According to a new report at CNN, “gun deaths in America have reached a record high.”
The report says that 39,773 people “died by guns” last year, and this is where it appears a numbers game starts playing, which can be understandably frustrating to anyone used to asking direct questions and getting direct answers. It’s because of statements like this:
“Firearm deaths in the data include gun deaths by homicide and suicide, unintentional deaths, deaths in war or legal interventions, and deaths that are undetermined.”
Was there a shooting war somewhere in the United States last year that even CNN skipped reporting?
What, exactly, is an “undetermined” death? Perhaps, as in the case of Samuel Clemens (a.k.a. Mark Twain), reports of those undetermined deaths have been “greatly exaggerated.”
According to CNN, 23,854 people died in suicides “by gun.” But the story doesn’t say how many died as the result of a criminal homicide. That’s okay, because the FBI Uniform Crime Report picked up CNN’s slack. According to the FBI, last year saw 10,982 slayings involving firearms. Of those, 7,302 were committed with handguns, 403 with rifles, 264 with shotguns and 3,283 with guns not identified in the report.
This comparison essentially confirms that roughly two-thirds of gun-related fatalities in any year are suicides and roughly one-third are homicides. It also confirms that a fraction of all homicides involves rifles of any kind, yet anti-gunners have been fanatical about banning so-called “assault rifles.” Why would anyone want to ban a whole class of firearms that may be involved in a fraction of killings unless it is solely for the purpose of getting the public used to the notion that certain types of guns can be banned? In this case, the ban would be on the most popular type of rifle in America.
And it also supports the argument that anti-gunners habitually combine the two numbers and claim that they are all victims of “gun violence.” But homicide is a crime and suicide is typically an act of emotional despair, so combining the two in order to provide an inflated number to create the impression of a “gun violence epidemic” just might be a fraud. At the very least, it is unfair to compare the two.
CNN does another interesting thing. It compares the number of deaths last year with the number in 1999; figures which may, or may not, have much to do with one another except that they are different. Back in ’99, there were 28,874 gun-related deaths. It’s a disparity of more than 10,000 fatalities. But 2017 isn’t a 20-year anniversary of 1999, so what’s the point?

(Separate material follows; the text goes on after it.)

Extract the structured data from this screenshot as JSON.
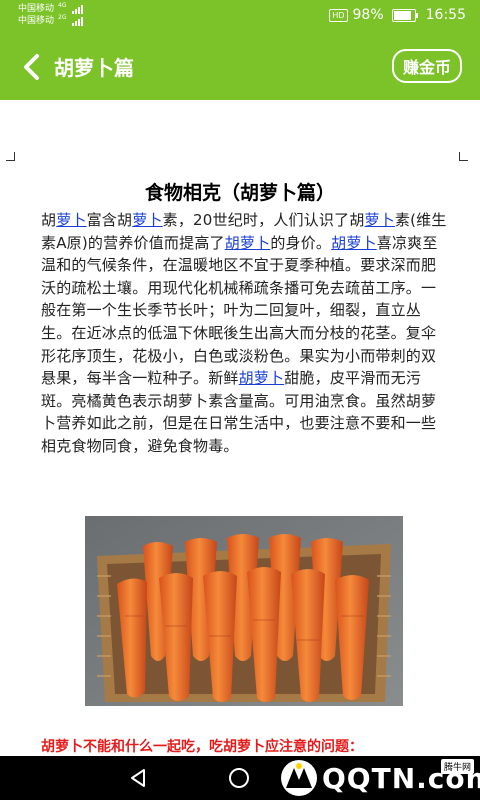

Then the CNN story notes that in 1999, there were 16,599 suicides by firearm. That is more than 7,000 fewer suicides by gun than were reported last year.
And in the middle of this, the CNN story said “the age-adjusted rate of suicide deaths by firearm rose from 6.0 in 1999 to 6.9 in 2017.” Now, just what does that mean? The story lists “age-adjusted” suicide and homicide deaths by firearms among whites, blacks, Asians, Indians and Alaska natives.
People like bottom line numbers, and they understand perfectly when someone says there are “lies, damned lies and statistics.”